Now Peter was sitting outside in the courtyard. And a servant girl came up to him and said, “You also were with Jesus the Galilean.” But he denied it before them all, saying, “I do not know what you mean.” And when he went out to the entrance, another servant girl saw him, and she said to the bystanders, “This man was with Jesus of Nazareth.” And again he denied it with an oath: “I do not know the man.” After a little while the bystanders came up and said to Peter, “Certainly you too are one of them, for your accent betrays you.” Then he began to invoke a curse on himself and to swear, “I do not know the man.” And immediately the rooster crowed. And Peter remembered the saying of Jesus, “Before the rooster crows, you will deny me three times.” And he went out and wept bitterly.
Peter learned the lesson of unholy denial and by the power of the Holy Spirit began to model holy denial: Peter and John “left the presence of the council, rejoicing that they were counted worthy to suffer dishonor for the name” (Acts 5:41). He later writes, “Beloved, do not be surprised at the fiery trial when it comes upon you to test you, as though something strange were happening to you. But rejoice insofar as you share Christ’s sufferings, that you may also rejoice and be glad when his glory is revealed. (1 Peter 4:12-13). And again,
For to this you have been called, because Christ also suffered for you, leaving you an example, so that you might follow in his steps. He committed no sin, neither was deceit found in his mouth. When he was reviled, he did not revile in return; when he suffered, he did not threaten, but continued entrusting himself to him who judges justly.
—1 Peter 2:21-23
Christ’s was a holy denial
Christ’s was a holy denial—an act of devotion to God, the sacrifice of self and self-interest, self-denial in God-dependence, unreserved submission to God’s will and purposes, a continual entrusting to Him who judges justly.
Peter reminds us that Christ’s holy denial resulted in unspeakable agony.

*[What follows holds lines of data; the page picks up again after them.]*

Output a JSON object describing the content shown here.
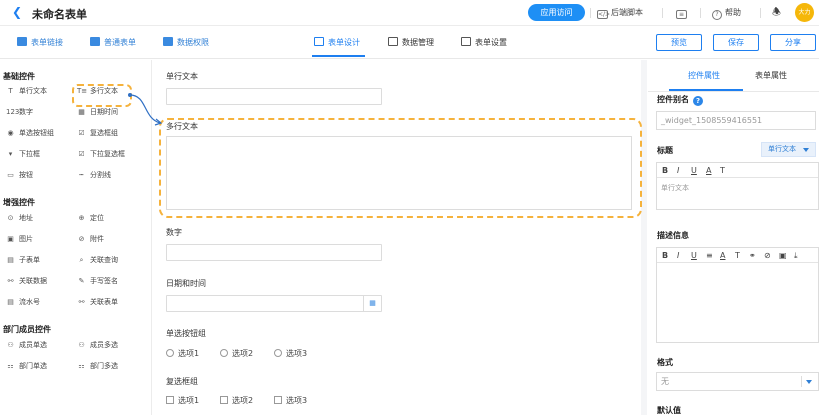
{
  "topbar": {
    "title": "未命名表单",
    "app_visit": "应用访问",
    "backend_script": "后端脚本",
    "help": "帮助",
    "avatar_text": "大力"
  },
  "toolbar": {
    "nav": [
      "表单链接",
      "普通表单",
      "数据权限"
    ],
    "tabs": [
      "表单设计",
      "数据管理",
      "表单设置"
    ],
    "preview": "预览",
    "save": "保存",
    "share": "分享"
  },
  "left_panel": {
    "basic_title": "基础控件",
    "basic": [
      {
        "label": "单行文本",
        "icon": "T"
      },
      {
        "label": "多行文本",
        "icon": "T≡"
      },
      {
        "label": "数字",
        "icon": "123"
      },
      {
        "label": "日期时间",
        "icon": "▦"
      },
      {
        "label": "单选按钮组",
        "icon": "◉"
      },
      {
        "label": "复选框组",
        "icon": "☑"
      },
      {
        "label": "下拉框",
        "icon": "▾"
      },
      {
        "label": "下拉复选框",
        "icon": "☑"
      },
      {
        "label": "按钮",
        "icon": "▭"
      },
      {
        "label": "分割线",
        "icon": "┅"
      }
    ],
    "enhanced_title": "增强控件",
    "enhanced": [
      {
        "label": "地址",
        "icon": "⊙"
      },
      {
        "label": "定位",
        "icon": "⊕"
      },
      {
        "label": "图片",
        "icon": "▣"
      },
      {
        "label": "附件",
        "icon": "⊘"
      },
      {
        "label": "子表单",
        "icon": "▤"
      },
      {
        "label": "关联查询",
        "icon": "⌕"
      },
      {
        "label": "关联数据",
        "icon": "⚯"
      },
      {
        "label": "手写签名",
        "icon": "✎"
      },
      {
        "label": "流水号",
        "icon": "▤"
      },
      {
        "label": "关联表单",
        "icon": "⚯"
      }
    ],
    "dept_title": "部门成员控件",
    "dept": [
      {
        "label": "成员单选",
        "icon": "⚇"
      },
      {
        "label": "成员多选",
        "icon": "⚇"
      },
      {
        "label": "部门单选",
        "icon": "⚏"
      },
      {
        "label": "部门多选",
        "icon": "⚏"
      }
    ]
  },
  "form": {
    "single_text_label": "单行文本",
    "multi_text_label": "多行文本",
    "number_label": "数字",
    "datetime_label": "日期和时间",
    "radio_label": "单选按钮组",
    "radio_options": [
      "选项1",
      "选项2",
      "选项3"
    ],
    "checkbox_label": "复选框组",
    "checkbox_options": [
      "选项1",
      "选项2",
      "选项3"
    ]
  },
  "right_panel": {
    "tabs": [
      "控件属性",
      "表单属性"
    ],
    "alias_label": "控件别名",
    "alias_value": "_widget_1508559416551",
    "title_label": "标题",
    "title_type": "单行文本",
    "title_value": "单行文本",
    "desc_label": "描述信息",
    "format_label": "格式",
    "format_value": "无",
    "default_label": "默认值"
  },
  "colors": {
    "primary": "#1e8ff5",
    "highlight_dash": "#f5b23c",
    "avatar": "#f5b70a"
  }
}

It was a substitutionary suffering; a suffering in the place of and on behalf of the redeemed, the righteous for the unrighteous (1 Pet 3:18). Christ’s holy denial provided the only means by which we may be saved (Acts 4:12), and yet also furnished the ultimate example godly devotion—holy denial.

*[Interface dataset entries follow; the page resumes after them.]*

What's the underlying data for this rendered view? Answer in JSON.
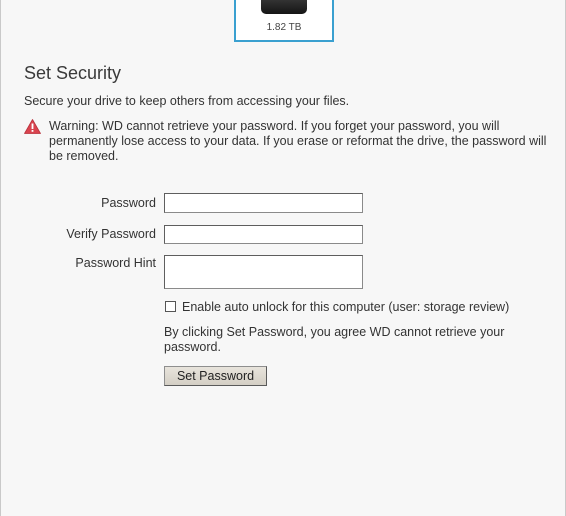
{
  "drive": {
    "capacity": "1.82 TB"
  },
  "security": {
    "title": "Set Security",
    "description": "Secure your drive to keep others from accessing your files.",
    "warning": "Warning: WD cannot retrieve your password. If you forget your password, you will permanently lose access to your data. If you erase or reformat the drive, the password will be removed."
  },
  "form": {
    "password_label": "Password",
    "password_value": "",
    "verify_label": "Verify Password",
    "verify_value": "",
    "hint_label": "Password Hint",
    "hint_value": "",
    "auto_unlock_label": "Enable auto unlock for this computer (user: storage review)",
    "auto_unlock_checked": false,
    "agreement": "By clicking Set Password, you agree WD cannot retrieve your password.",
    "submit_label": "Set Password"
  },
  "colors": {
    "selection_border": "#3aa0d0",
    "warning_icon": "#d9434e"
  },
  "icons": {
    "warning": "warning-triangle-icon",
    "drive": "external-drive-icon"
  }
}
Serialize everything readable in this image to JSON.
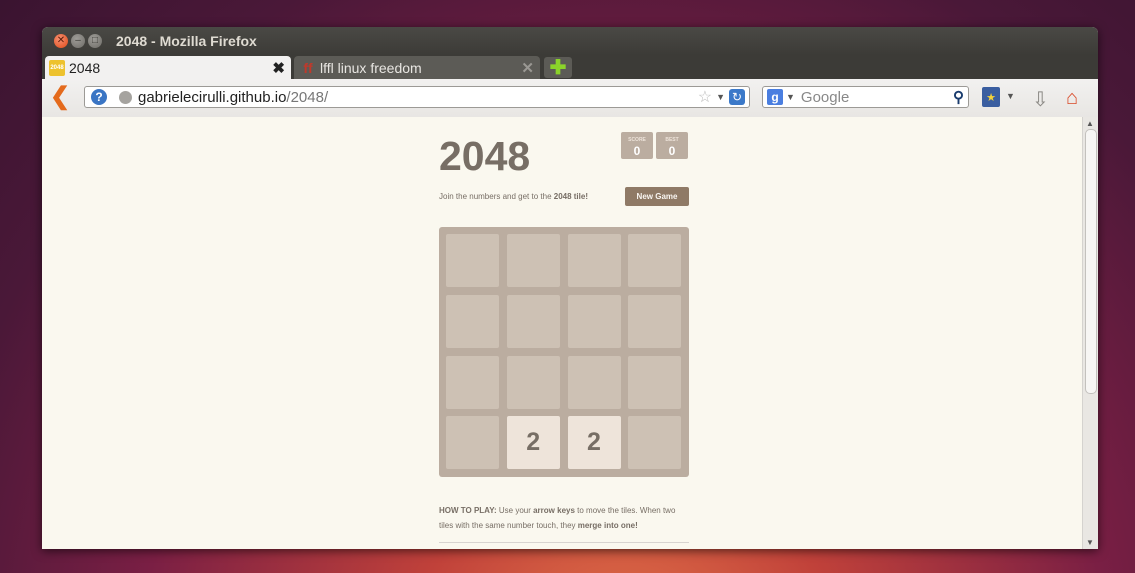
{
  "window": {
    "title": "2048 - Mozilla Firefox"
  },
  "tabs": [
    {
      "label": "2048",
      "favicon": "2048-tile-icon",
      "active": true
    },
    {
      "label": "lffl linux freedom",
      "favicon": "lffl-icon",
      "active": false
    }
  ],
  "newtab_symbol": "✚",
  "nav": {
    "url_host": "gabrielecirulli.github.io",
    "url_path": "/2048/",
    "search_placeholder": "Google",
    "search_engine_letter": "g"
  },
  "game": {
    "title": "2048",
    "score_label": "SCORE",
    "score_value": "0",
    "best_label": "BEST",
    "best_value": "0",
    "intro_prefix": "Join the numbers and get to the ",
    "intro_bold": "2048 tile!",
    "new_game_label": "New Game",
    "grid": [
      [
        "",
        "",
        "",
        ""
      ],
      [
        "",
        "",
        "",
        ""
      ],
      [
        "",
        "",
        "",
        ""
      ],
      [
        "",
        "2",
        "2",
        ""
      ]
    ],
    "howto": {
      "label": "HOW TO PLAY:",
      "text1": " Use your ",
      "bold1": "arrow keys",
      "text2": " to move the tiles. When two tiles with the same number touch, they ",
      "bold2": "merge into one!"
    }
  },
  "colors": {
    "tile_empty": "#cdc1b4",
    "tile_2": "#eee4da",
    "board": "#bbada0",
    "text": "#776e65",
    "button": "#8f7a66"
  }
}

As Christians, we are to have the self-denying mind of Christ within and among us (Phil 2:5-8). His holy denial is our example (1 Pet 2:21). We are, therefore, through faith in Christ and by the power of the Holy Spirit, called to purify ourselves as He is pure (1 John 3:3); walk in the righteous self-denying same way in which He walked (1 John 2:6); continually obey Christ’s commandments (John 15:10); forgive one another (Col 3:13); overcome the temptations and lures of the world (John 16:33; 1 John 5:4); overflow in benevolence to others (Acts 20:35; 2 Cor 8:7-9); sacrificially love one another (John 13:34; Eph 5:2; Rom 5:8)—these are the traits of Christ in God-glorifying and other-loving holy denial.

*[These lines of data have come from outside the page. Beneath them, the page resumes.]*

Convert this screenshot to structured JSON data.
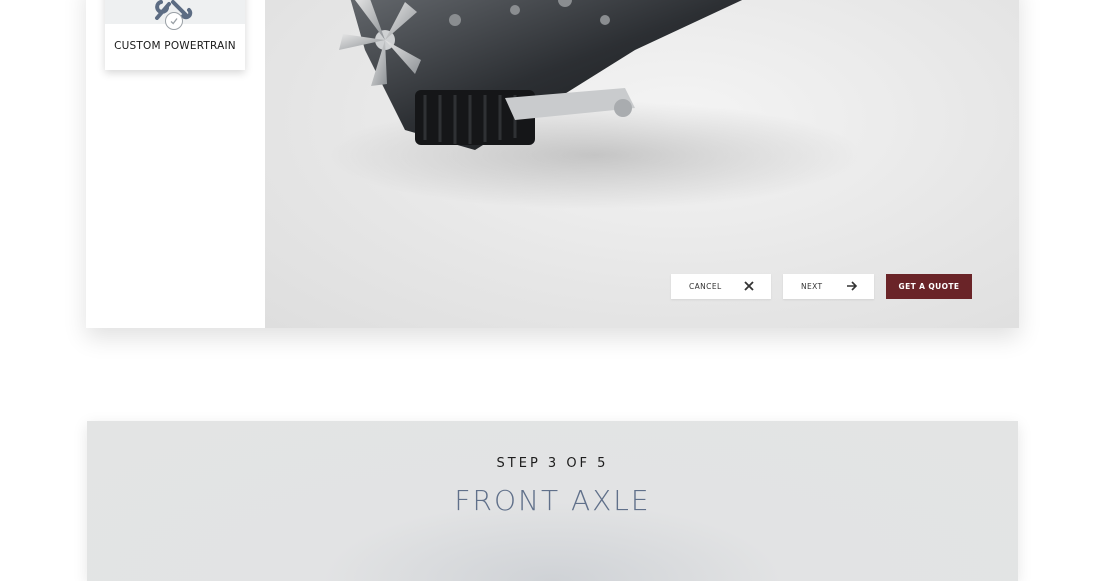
{
  "option": {
    "label": "CUSTOM POWERTRAIN",
    "icon": "wrench-icon",
    "selected": true
  },
  "buttons": {
    "cancel": "CANCEL",
    "next": "NEXT",
    "quote": "GET A QUOTE"
  },
  "step": {
    "label": "STEP 3 OF 5",
    "title": "FRONT AXLE"
  },
  "colors": {
    "quote_button": "#6a2428",
    "title": "#60708a"
  }
}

May we fix our eyes on Christ, to run after Him in His holy self-denying ways (Heb 12:1-3).